Patrons who possess a valid library card may borrow books and other materials from any other campus library of the college.  If the book you need is not at your campus, you may request that the book be sent to your campus by completing a Intercampus Loan request form, available at all library locations and online.

With  the exception of materials on short-term reserve, books and other materials may be returned to any campus location.  If the book you need is not at this college you may be eligible to request an Interlibrary Loan.  .

For more information on how to search the catalog try Ask a Librarian. For more information about the LRC's services, speak to a staff member and/or refer to the LRC home page on the Internet. 

Bibliographies (Citations) 

Most scholarly books and articles contain bibliographies and lists of references to other sources of information related to the subject of the book or article. These lists of citations are usually found at the end of the book and/or the end of each chapter. Check your textbook and other readings assigned by your instructor to see if other relevant books exist on your topic. If you find citations for books that seem relevant, you will need to search a library catalog to find a library that owns the books you want.
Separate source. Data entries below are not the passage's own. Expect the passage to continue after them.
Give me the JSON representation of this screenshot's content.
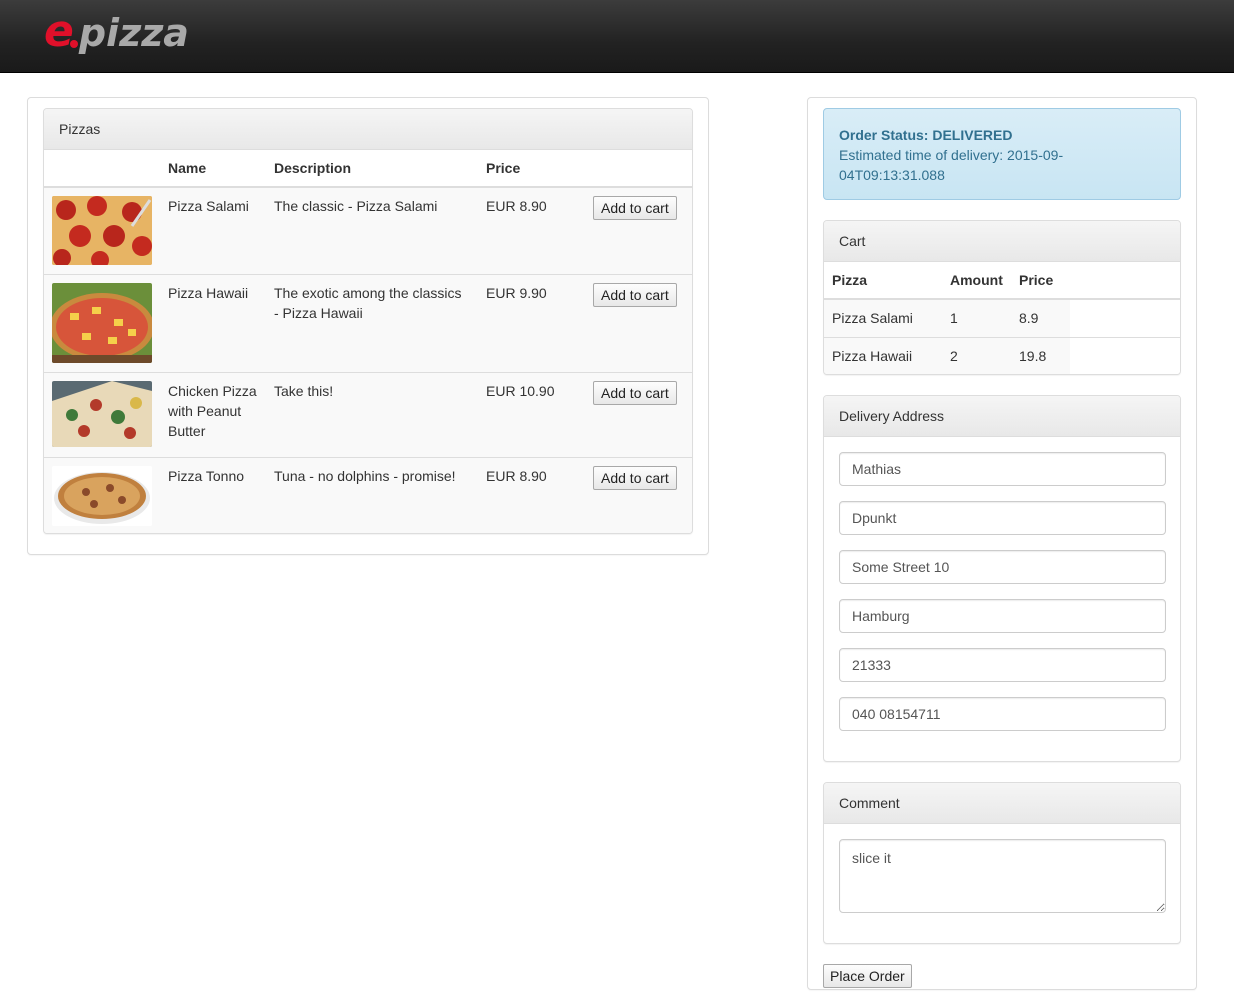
{
  "brand": {
    "logo_e": "e",
    "logo_text": "pizza"
  },
  "pizzas": {
    "heading": "Pizzas",
    "columns": [
      "",
      "Name",
      "Description",
      "Price"
    ],
    "add_label": "Add to cart",
    "rows": [
      {
        "name": "Pizza Salami",
        "description": "The classic - Pizza Salami",
        "price": "EUR 8.90",
        "image": "pizza-salami-photo"
      },
      {
        "name": "Pizza Hawaii",
        "description": "The exotic among the classics - Pizza Hawaii",
        "price": "EUR 9.90",
        "image": "pizza-hawaii-photo"
      },
      {
        "name": "Chicken Pizza with Peanut Butter",
        "description": "Take this!",
        "price": "EUR 10.90",
        "image": "chicken-pizza-photo"
      },
      {
        "name": "Pizza Tonno",
        "description": "Tuna - no dolphins - promise!",
        "price": "EUR 8.90",
        "image": "pizza-tonno-photo"
      }
    ]
  },
  "order_status": {
    "label": "Order Status: DELIVERED",
    "eta": "Estimated time of delivery: 2015-09-04T09:13:31.088"
  },
  "cart": {
    "heading": "Cart",
    "columns": [
      "Pizza",
      "Amount",
      "Price"
    ],
    "rows": [
      {
        "pizza": "Pizza Salami",
        "amount": "1",
        "price": "8.9"
      },
      {
        "pizza": "Pizza Hawaii",
        "amount": "2",
        "price": "19.8"
      }
    ]
  },
  "delivery": {
    "heading": "Delivery Address",
    "fields": {
      "name": "Mathias",
      "company": "Dpunkt",
      "street": "Some Street 10",
      "city": "Hamburg",
      "zip": "21333",
      "phone": "040 08154711"
    }
  },
  "comment": {
    "heading": "Comment",
    "value": "slice it"
  },
  "place_order_label": "Place Order",
  "colors": {
    "brand_red": "#e0102a",
    "logo_grey": "#a9a9a9",
    "alert_text": "#31708f",
    "alert_bg": "#d9edf7"
  }
}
A book citation identifies the book in which particular information can be found. A book citation includes:

the author and title of the book
the publisher, date and place of publication, and
the page numbers for your quote or paraphrase
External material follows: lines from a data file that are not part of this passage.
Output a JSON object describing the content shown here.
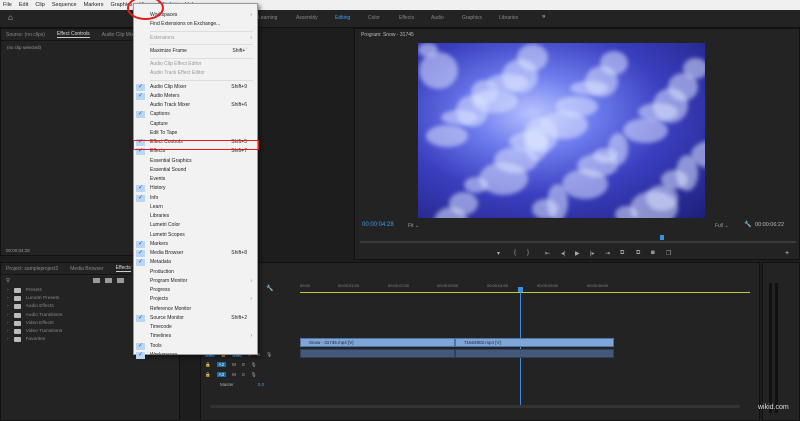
{
  "menubar": [
    "File",
    "Edit",
    "Clip",
    "Sequence",
    "Markers",
    "Graphics",
    "View",
    "Window",
    "Help"
  ],
  "workspaces": [
    "Learning",
    "Assembly",
    "Editing",
    "Color",
    "Effects",
    "Audio",
    "Graphics",
    "Libraries"
  ],
  "workspace_more": "»",
  "source_panel": {
    "tabs": [
      "Source: (no clips)",
      "Effect Controls",
      "Audio Clip Mixer"
    ],
    "empty": "(no clip selected)",
    "timecode": "00:00:04:28"
  },
  "program": {
    "title": "Program: Snow - 31745",
    "timecode": "00:00:04:28",
    "fit": "Fit",
    "quality": "Full",
    "duration": "00:00:06:22"
  },
  "window_menu": [
    {
      "label": "Workspaces",
      "arrow": true
    },
    {
      "label": "Find Extensions on Exchange..."
    },
    {
      "sep": true
    },
    {
      "label": "Extensions",
      "arrow": true,
      "disabled": true
    },
    {
      "sep": true
    },
    {
      "label": "Maximize Frame",
      "shortcut": "Shift+`"
    },
    {
      "sep": true
    },
    {
      "label": "Audio Clip Effect Editor",
      "disabled": true
    },
    {
      "label": "Audio Track Effect Editor",
      "disabled": true
    },
    {
      "sep": true
    },
    {
      "label": "Audio Clip Mixer",
      "shortcut": "Shift+9",
      "checked": true
    },
    {
      "label": "Audio Meters",
      "checked": true
    },
    {
      "label": "Audio Track Mixer",
      "shortcut": "Shift+6"
    },
    {
      "label": "Captions",
      "checked": true
    },
    {
      "label": "Capture"
    },
    {
      "label": "Edit To Tape"
    },
    {
      "label": "Effect Controls",
      "shortcut": "Shift+5",
      "checked": true
    },
    {
      "label": "Effects",
      "shortcut": "Shift+7",
      "checked": true
    },
    {
      "label": "Essential Graphics"
    },
    {
      "label": "Essential Sound"
    },
    {
      "label": "Events"
    },
    {
      "label": "History",
      "checked": true
    },
    {
      "label": "Info",
      "checked": true
    },
    {
      "label": "Learn"
    },
    {
      "label": "Libraries"
    },
    {
      "label": "Lumetri Color"
    },
    {
      "label": "Lumetri Scopes"
    },
    {
      "label": "Markers",
      "checked": true
    },
    {
      "label": "Media Browser",
      "shortcut": "Shift+8",
      "checked": true
    },
    {
      "label": "Metadata",
      "checked": true
    },
    {
      "label": "Production"
    },
    {
      "label": "Program Monitor",
      "arrow": true
    },
    {
      "label": "Progress"
    },
    {
      "label": "Projects",
      "arrow": true
    },
    {
      "label": "Reference Monitor"
    },
    {
      "label": "Source Monitor",
      "shortcut": "Shift+2",
      "checked": true
    },
    {
      "label": "Timecode"
    },
    {
      "label": "Timelines",
      "arrow": true
    },
    {
      "label": "Tools",
      "checked": true
    },
    {
      "label": "Workspaces",
      "checked": true
    }
  ],
  "project_panel": {
    "tabs": [
      "Project: sampleproject2",
      "Media Browser",
      "Effects"
    ],
    "folders": [
      "Presets",
      "Lumetri Presets",
      "Audio Effects",
      "Audio Transitions",
      "Video Effects",
      "Video Transitions",
      "Favorites"
    ]
  },
  "timeline": {
    "ruler": [
      "00:00",
      "00:00:01:00",
      "00:00:02:00",
      "00:00:03:00",
      "00:00:04:00",
      "00:00:05:00",
      "00:00:06:00"
    ],
    "clips": [
      "Snow - 31745.mp4 [V]",
      "71564902.mp4 [V]"
    ],
    "tracks": [
      "A1",
      "A2",
      "A3"
    ],
    "master": "Master",
    "master_val": "0.0",
    "mute": "M",
    "solo": "S"
  },
  "watermark": "wikid.com",
  "colors": {
    "accent": "#3f9bf0",
    "highlight": "#e21b1b",
    "playhead": "#3b8fe0"
  }
}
If the book is a collection of articles or essays, the citation includes:

the author and title of the essay
the editor and title of the book
the publisher, date and place of publication, and
the page numbers for your quote or paraphrase

Browse the Shelves 

Once you have found one or more relevant books, browse the shelves in the same area for other books on the same subject. Searching the indexes of books often reveals information not retrievable through the catalog. 

Most academic libraries use the Library of Congress Classification system to arrange books by subject area on the shelf. This system uses a combination of letters and numbers to arrange materials by subject. The first letter(s) of a call number represents the broad subject of the material.  Read Library of Congress Classification in a New Setting, Beyond Shelfmarks by Dr. Lois Mai Chan for more information.

Finding books by Call Number 

Books are shelved alphabetically by first letter of the first line of the call number, then by the second letter, if any. In the example below, Book 1 comes before Book 2 because plain B comes before BF. Second lines are arranged as whole numbers with Book 2 coming before Book 3 because 198 comes before 1003. The third line is a decimal so that Book 4 would be shelved before Book 5 because .A42 comes before .A7. 

Book 1 Book 2 Book 3 Book 4 Book 5
792 198 1003 964 964
.T51 .S2 .M49 .A42 .A7
1989 1998 1973 1999 1996

Reprinted & adapted with permission from
Ross Tyner's Electronic Information Literacy.